[Stored records]
Segment Open

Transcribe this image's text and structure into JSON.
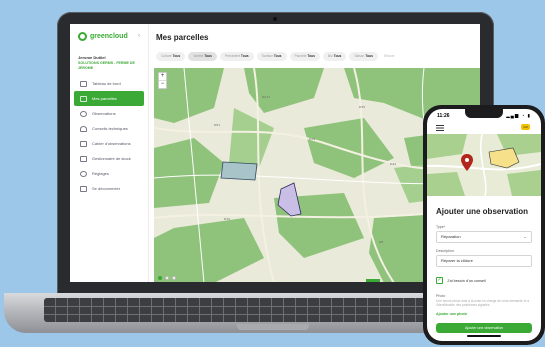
{
  "app": {
    "brand": "greencloud",
    "page_title": "Mes parcelles"
  },
  "sidebar": {
    "user_name": "Jerome Dutilel",
    "farm_name": "SOLUTIONS GERMS - FERME DE JEROME",
    "items": [
      {
        "label": "Tableau de bord",
        "icon": "dashboard-icon"
      },
      {
        "label": "Mes parcelles",
        "icon": "map-icon",
        "active": true
      },
      {
        "label": "Observations",
        "icon": "eye-icon"
      },
      {
        "label": "Conseils techniques",
        "icon": "lightbulb-icon"
      },
      {
        "label": "Cahier d'observations",
        "icon": "notebook-icon"
      },
      {
        "label": "Gestionnaire de stock",
        "icon": "stock-icon"
      },
      {
        "label": "Réglages",
        "icon": "gear-icon"
      },
      {
        "label": "Se déconnecter",
        "icon": "logout-icon"
      }
    ]
  },
  "filters": [
    {
      "name": "Culture",
      "value": "Tous"
    },
    {
      "name": "Variété",
      "value": "Tous",
      "selected": true
    },
    {
      "name": "Précédent",
      "value": "Tous"
    },
    {
      "name": "Surface",
      "value": "Tous"
    },
    {
      "name": "Parcelle",
      "value": "Tous"
    },
    {
      "name": "Bio",
      "value": "Tous"
    },
    {
      "name": "Saison",
      "value": "Tous"
    }
  ],
  "filters_more": "Effacer",
  "map": {
    "zoom_in": "+",
    "zoom_out": "−",
    "road_labels": [
      "D51",
      "D29",
      "D44",
      "D117",
      "D35",
      "D70",
      "D8",
      "D36"
    ]
  },
  "phone": {
    "time": "11:26",
    "status_icons": "▂▄▆ ◔ ▮",
    "nav_badge": "GR",
    "form_title": "Ajouter une observation",
    "type_label": "Type*",
    "type_value": "Réparation",
    "description_label": "Description",
    "description_value": "Réparer la clôture",
    "checkbox_label": "J'ai besoin d'un conseil",
    "checkbox_mark": "✓",
    "photo_label": "Photo",
    "photo_help": "Une bonne photo aide à la prise en charge de votre demande et à l'identification des problèmes signalés",
    "add_photo_label": "Ajouter une photo",
    "submit_label": "Ajouter une observation"
  },
  "colors": {
    "brand_green": "#3aa935",
    "map_green": "#8fc27a",
    "parcel_fill_1": "#a8c4c9",
    "parcel_fill_2": "#c9bfe6",
    "background": "#9cc7e8"
  }
}
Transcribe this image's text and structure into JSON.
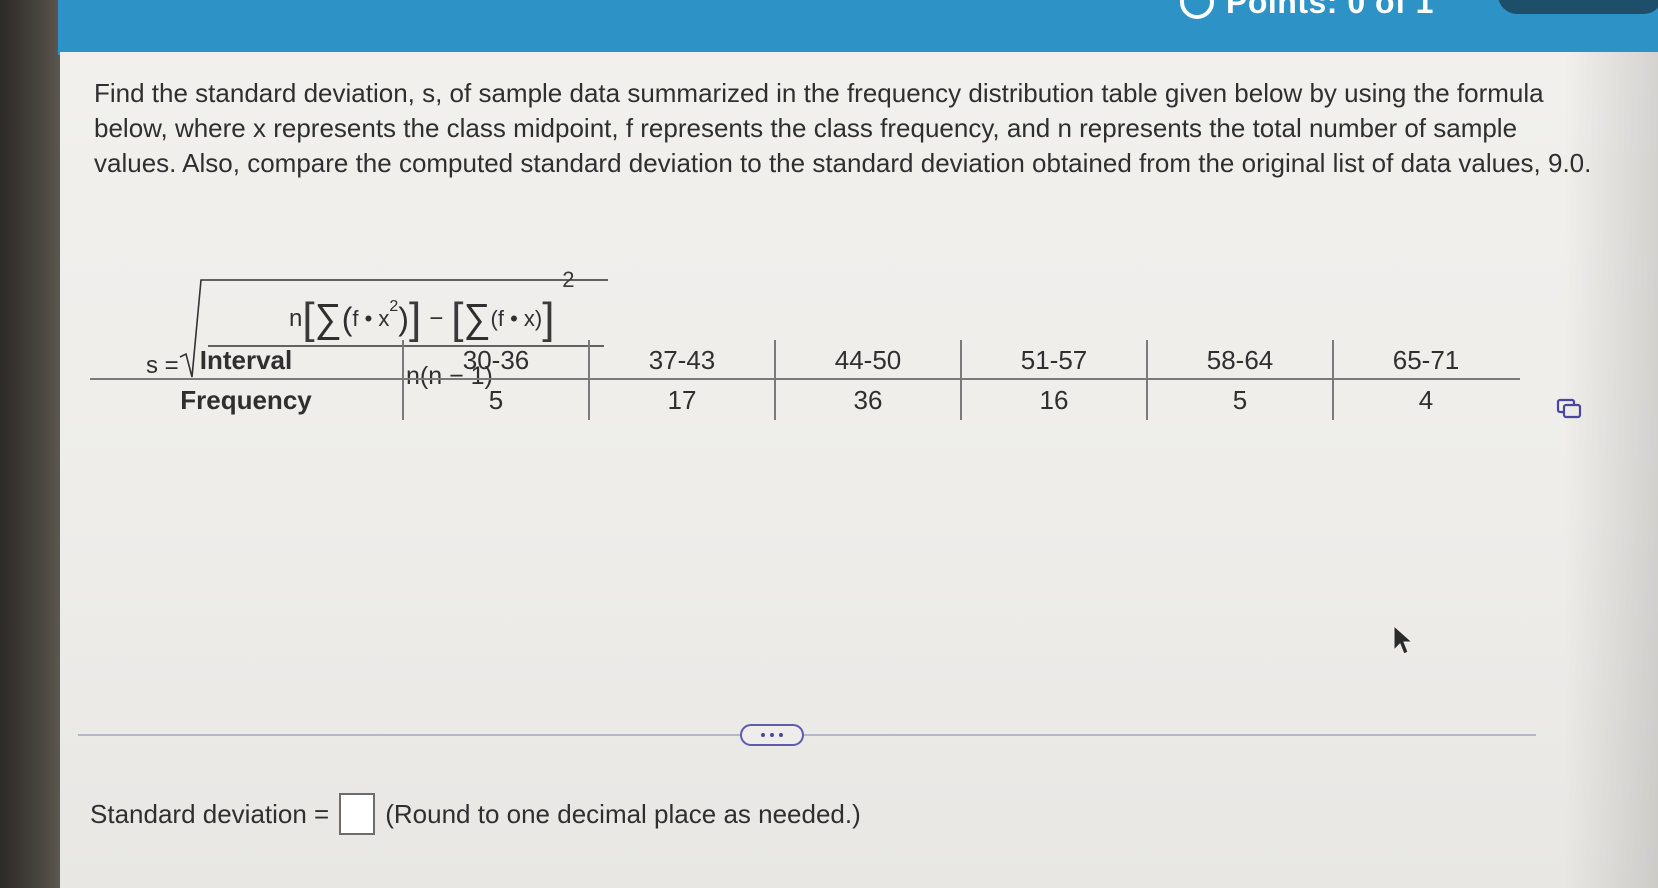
{
  "header": {
    "points_label": "Points: 0 of 1"
  },
  "question": {
    "text": "Find the standard deviation, s, of sample data summarized in the frequency distribution table given below by using the formula below, where x represents the class midpoint, f represents the class frequency, and n represents the total number of sample values. Also, compare the computed standard deviation to the standard deviation obtained from the original list of data values, 9.0."
  },
  "formula": {
    "lhs": "s =",
    "n": "n",
    "sum": "∑",
    "f_dot_x2": "f • x",
    "exp": "2",
    "minus": "−",
    "f_dot_x": "(f • x)",
    "outer_exp": "2",
    "denominator": "n(n − 1)"
  },
  "table": {
    "row_headers": [
      "Interval",
      "Frequency"
    ],
    "intervals": [
      "30-36",
      "37-43",
      "44-50",
      "51-57",
      "58-64",
      "65-71"
    ],
    "frequencies": [
      "5",
      "17",
      "36",
      "16",
      "5",
      "4"
    ]
  },
  "answer": {
    "label": "Standard deviation =",
    "input_value": "",
    "hint": "(Round to one decimal place as needed.)"
  },
  "icons": {
    "copy": "copy-icon",
    "expand": "more-dots-icon",
    "cursor": "mouse-pointer-icon",
    "points": "circle-icon"
  },
  "colors": {
    "topbar": "#2d93c7",
    "text": "#2f2f2f",
    "divider": "#b9b4cf",
    "accent": "#5f5ab0"
  }
}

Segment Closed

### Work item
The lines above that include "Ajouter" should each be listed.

### Solution for this exercise
    "form_title": "Ajouter une observation",
    "add_photo_label": "Ajouter une photo",
    "submit_label": "Ajouter une observation"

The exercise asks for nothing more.